  83. 83.
    Wassarman PM, Letourneau GE: RNA synthesis in fully-grown mouse oocytes. Nature 261: 73–74, 1976.PubMedCrossRefGoogle Scholar
  84. 84.
    Azevedo C, Coimbra A: Nucleolar fine structure in oocytes of Helcion pellucidus (Gastropoda, Prosobranchia). Ciênc Biol (Portugal) 7: 43a, 1982.Google Scholar
  85. 85.
    Wallace RA, Nickol JM, Ho T, Jared DW: Studies on amphibian yolk. X. The relative roles of autosynthetic and heterosynthetic processes during yolk protein assembly by isolated oocytes. Dev Biol 29: 255–272, 1972.PubMedCrossRefGoogle Scholar
  86. 86.
    Brown DD: The nucleolus and synthesis of ribosomal RNA during oogenesis and embryogenesis of Xenopus laevis. Natl Cancer Inst Monograph 23: 297–309, 1966.Google Scholar
  87. 87.
    Bouloukhère M, Thomas C, Heilporn-Pohl V, Hanocq F, Brachet J: Nucleolar localization of ‘template-bound’ RNA polymerase I in nuclei of Xenopus laevis blastulae. Exptl Cell Res 130: 291–295, 1980.CrossRefGoogle Scholar
  88. 88.
    Pikô L, Clegg KB: Quantitative changes in total RNA, total poly (A), and ribosomes in early mouse embryos. Dev Biol 89: 362–378, 1982.PubMedCrossRefGoogle Scholar
  89. 89.
    Bachvarova R, De Leon V: Polyadenylated RNA of mouse ova and loss of maternal RNA in early development. Dev Biol 74: 1–8, 1980.PubMedCrossRefGoogle Scholar
  90. 90.
    Van Blerkom J, Brockway GO: Qualitative patterns of protein in the synthesis in the preimplantation mouse embryo. I. Normal pregnancy. Dev Biol 44: 148–157, 1975.PubMedCrossRefGoogle Scholar
  91. 91.
    Fourcroy JL: RNA synthesis in immature mouse oocyte development. J Exp Zool 219: 257–266, 1982.PubMedCrossRefGoogle Scholar
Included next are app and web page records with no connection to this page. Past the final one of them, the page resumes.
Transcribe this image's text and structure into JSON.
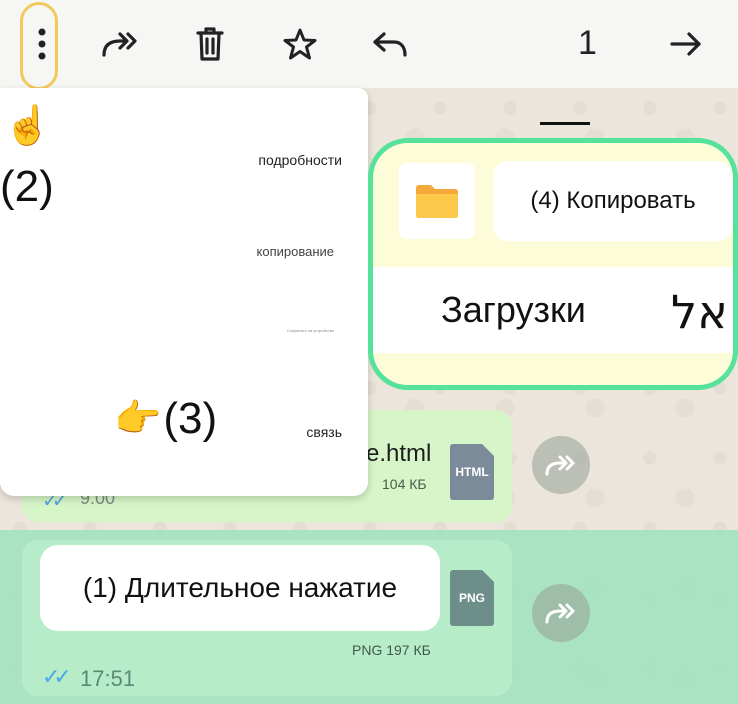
{
  "toolbar": {
    "selected_count": "1",
    "icons": [
      "more-vert-icon",
      "forward-all-icon",
      "delete-icon",
      "star-icon",
      "reply-icon",
      "forward-icon"
    ]
  },
  "menu": {
    "items": [
      "подробности",
      "копирование",
      "Сохранить на устройство",
      "связь"
    ]
  },
  "annotations": {
    "step1": "(1) Длительное нажатие",
    "step2": "(2)",
    "step3": "(3)",
    "step4": "(4) Копировать",
    "pointer_up": "☝️",
    "pointer_right": "👉"
  },
  "dialog": {
    "folder_label": "Загрузки",
    "hebrew_text": "אל"
  },
  "messages": [
    {
      "filename": "e.html",
      "file_type": "HTML",
      "size": "104 КБ",
      "time": "9:00",
      "ticks": "✓✓"
    },
    {
      "file_type": "PNG",
      "size": "PNG 197 КБ",
      "time": "17:51",
      "ticks": "✓✓"
    }
  ],
  "colors": {
    "highlight_ring": "#f2c95c",
    "dialog_border": "#56e29a",
    "selected_band": "#9fe3bd",
    "read_ticks": "#4fa7e4"
  }
}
Copyright information

© Martinus Nijhoff Publishers, Boston, The Hague, Dordrecht, Lancaster 1984

Authors and Affiliations

  • Antonio Coimbra
    • 1
  • Carlos Azevedo
    • 2
  1. 1.Institute of Histology and Embryology Faculty of MedicineUniversity of OportoOportoPortugal
  2. 2.Department of Cell Biology Institute of Biomedical SciencesUniversity of OportoOportoPortugal

Personalised recommendations